It was amazing that the brand believed in me, and I felt very, very lucky. If you wear Chanel to a premiere, you feel like you’ve kinda made it.
On her practices for yoga:
No matter where I am, once a day I bring myself to the mat. But I don’t practice a very calm style of yoga. If I’m working on something big, then my mind is absolutely mental, running wild, with a million different things going on, so the cardio really helps to calm me down.
Dailymail.co.uk — Freida admitted to not always feeling beautiful: ‘I was at an event with Karlie Kloss last year and it was horrible standing next to her. She’s a beautiful lady and I felt like a little ant!’
Shoes are not the only vice the Mumbai-born actress admitted to. ‘Bread. I love it,’ she said. ‘Not just bread, but bread as pizza or rolls – I want, want, want,’.

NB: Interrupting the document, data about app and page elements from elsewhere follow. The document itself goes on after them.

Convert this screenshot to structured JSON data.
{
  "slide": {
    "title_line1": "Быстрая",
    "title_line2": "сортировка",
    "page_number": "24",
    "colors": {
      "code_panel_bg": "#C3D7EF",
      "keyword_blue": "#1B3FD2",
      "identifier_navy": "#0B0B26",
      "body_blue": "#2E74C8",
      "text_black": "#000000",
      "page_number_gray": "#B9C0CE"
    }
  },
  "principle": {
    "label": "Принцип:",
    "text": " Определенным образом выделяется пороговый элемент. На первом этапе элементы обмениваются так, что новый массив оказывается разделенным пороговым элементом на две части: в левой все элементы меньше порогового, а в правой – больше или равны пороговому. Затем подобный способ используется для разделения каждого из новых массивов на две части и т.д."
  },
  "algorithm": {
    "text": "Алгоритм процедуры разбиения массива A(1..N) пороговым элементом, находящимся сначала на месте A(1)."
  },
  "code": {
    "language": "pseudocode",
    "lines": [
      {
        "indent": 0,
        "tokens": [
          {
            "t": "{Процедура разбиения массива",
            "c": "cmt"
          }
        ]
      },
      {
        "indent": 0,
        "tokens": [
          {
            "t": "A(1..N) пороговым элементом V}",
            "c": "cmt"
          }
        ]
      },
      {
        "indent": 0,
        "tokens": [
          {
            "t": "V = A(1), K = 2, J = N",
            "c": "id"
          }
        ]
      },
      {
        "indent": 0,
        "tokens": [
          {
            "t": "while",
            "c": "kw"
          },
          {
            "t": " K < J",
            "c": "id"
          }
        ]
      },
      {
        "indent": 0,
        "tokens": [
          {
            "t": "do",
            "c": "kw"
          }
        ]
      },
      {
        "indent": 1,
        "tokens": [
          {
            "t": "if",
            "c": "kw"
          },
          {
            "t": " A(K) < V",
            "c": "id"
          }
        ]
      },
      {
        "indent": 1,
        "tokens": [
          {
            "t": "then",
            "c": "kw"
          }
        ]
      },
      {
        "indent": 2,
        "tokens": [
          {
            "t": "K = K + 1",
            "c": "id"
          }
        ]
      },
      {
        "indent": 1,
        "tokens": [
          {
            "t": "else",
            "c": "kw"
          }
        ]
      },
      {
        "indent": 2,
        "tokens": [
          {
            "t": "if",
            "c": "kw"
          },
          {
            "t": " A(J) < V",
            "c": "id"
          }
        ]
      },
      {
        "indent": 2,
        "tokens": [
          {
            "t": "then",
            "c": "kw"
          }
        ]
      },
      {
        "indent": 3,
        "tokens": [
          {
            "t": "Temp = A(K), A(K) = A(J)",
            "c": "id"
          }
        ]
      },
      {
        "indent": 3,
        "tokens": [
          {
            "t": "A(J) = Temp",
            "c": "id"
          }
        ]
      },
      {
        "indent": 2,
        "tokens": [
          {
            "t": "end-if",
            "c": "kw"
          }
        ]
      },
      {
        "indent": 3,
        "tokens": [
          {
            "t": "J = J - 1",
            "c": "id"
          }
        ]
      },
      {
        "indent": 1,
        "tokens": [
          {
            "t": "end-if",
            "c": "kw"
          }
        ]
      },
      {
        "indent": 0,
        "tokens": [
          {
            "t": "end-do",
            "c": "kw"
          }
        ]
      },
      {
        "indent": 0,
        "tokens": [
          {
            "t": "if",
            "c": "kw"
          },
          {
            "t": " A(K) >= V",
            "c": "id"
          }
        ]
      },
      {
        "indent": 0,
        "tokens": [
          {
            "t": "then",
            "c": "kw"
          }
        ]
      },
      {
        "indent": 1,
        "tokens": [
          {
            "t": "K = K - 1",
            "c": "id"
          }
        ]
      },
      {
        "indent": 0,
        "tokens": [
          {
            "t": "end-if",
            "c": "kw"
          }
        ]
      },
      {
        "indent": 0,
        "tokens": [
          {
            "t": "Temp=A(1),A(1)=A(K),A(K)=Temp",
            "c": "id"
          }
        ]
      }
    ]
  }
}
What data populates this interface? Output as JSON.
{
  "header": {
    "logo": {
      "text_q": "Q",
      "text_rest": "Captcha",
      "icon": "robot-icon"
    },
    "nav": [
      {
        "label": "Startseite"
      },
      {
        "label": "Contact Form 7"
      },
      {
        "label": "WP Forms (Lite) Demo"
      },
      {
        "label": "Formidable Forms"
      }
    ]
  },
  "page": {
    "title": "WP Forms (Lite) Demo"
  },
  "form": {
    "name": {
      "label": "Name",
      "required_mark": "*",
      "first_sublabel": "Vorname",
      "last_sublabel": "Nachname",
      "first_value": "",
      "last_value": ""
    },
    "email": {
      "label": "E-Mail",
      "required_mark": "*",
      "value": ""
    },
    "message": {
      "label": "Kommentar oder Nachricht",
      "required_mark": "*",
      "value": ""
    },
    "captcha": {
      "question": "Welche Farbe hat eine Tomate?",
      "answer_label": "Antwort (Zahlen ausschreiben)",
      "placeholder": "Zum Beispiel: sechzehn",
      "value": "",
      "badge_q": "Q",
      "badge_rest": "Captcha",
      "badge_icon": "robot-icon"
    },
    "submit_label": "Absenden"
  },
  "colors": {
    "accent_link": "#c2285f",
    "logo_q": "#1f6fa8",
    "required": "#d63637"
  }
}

One thing you won’t find this beauty doing is cooking. She told the magazine she considers it a ‘waste of time’ and that she eats out when in Los Angeles and has someone cook for her while in India.
The actress insists that her family and friends keep her grounded. ‘I’ve never been brought up with a silver spoon in my mouth, and have been taught to work hard for things I want and not expect anything,’ she said. ‘Everyone around me would tell me if I did something arrogant or I got too big for my boots.’
Hi everyone! Freida Pinto covers the October issue of Vogue India Magazine! She’s hot and perfect on the photoshoot that she make for this issue. Here you read her interview, and you can see the cover and the first unofficial pictures of the photoshoot.
“What is the estimated time of arrival for the cats?” the production manager asks anxiously into her cell phone. Two hawks and a horse are already in the studio. The clothes racks are weighed down by all manner of dark ensembles — a Roberto Cavalli dress, a Chanel jacket, a Gareth Pugh coat, amongst others. Amidst the neighing and the screeching, and a good 15 minutes ahead of her call time, arrives Freida Pinto.
You wouldn’t guess she’s flown into Mumbai from Los Angeles earlier that morning if you heard her. Photographer Bharat Sikka wants her to get on the horse? She can do it. Her nails need to be painted black? She knows just the right matte shade; a baffled nail artist is told the name and number.
Four and a half years ago, Vogue put on its cover a 24-year-old Pinto, freshly-minted from the success of Danny Boyle’s Slumdog Millionaire. She was a shiny debutante overwhelmed by the paparazzi stalking her every move; awed by things like “getting handbags from Tod’s, Bulgari and Dior — all in one day.”
But Pinto is an ingénue no more. Her public appearances no longer involve dancing to ‘Jai ho‘ on TV, which she did good-naturedly for the better part of 2009. “After one year of doing [it] on every live television show, you go ‘Screw you! I’m not doing it one more time’,” she laughs.
She has appeared in six movies since her debut, and another two are in post-production. During this time, she has worked with an all-star roster of directors, travelled to Sierra Leone and Ethiopia as global ambassador for Plan’s ‘Because I am a Girl’ campaign, had an audience with the UN secretary general, filmed under trying circumstances at the West Bank, made it to the front rows of New York, Paris and London fashion weeks and kissed Superman (Henry Cavill to mortals). Read full article.
I’ve uploaded new pictures of Freida, for her new Cover Shoot for the 5th Anniversary of her career. She’s perfect on that pictures!! You can see the scans below. You can also watch the behind the scene video! Pictures have been taken by photographer Tarun Vishwa. Enjoy!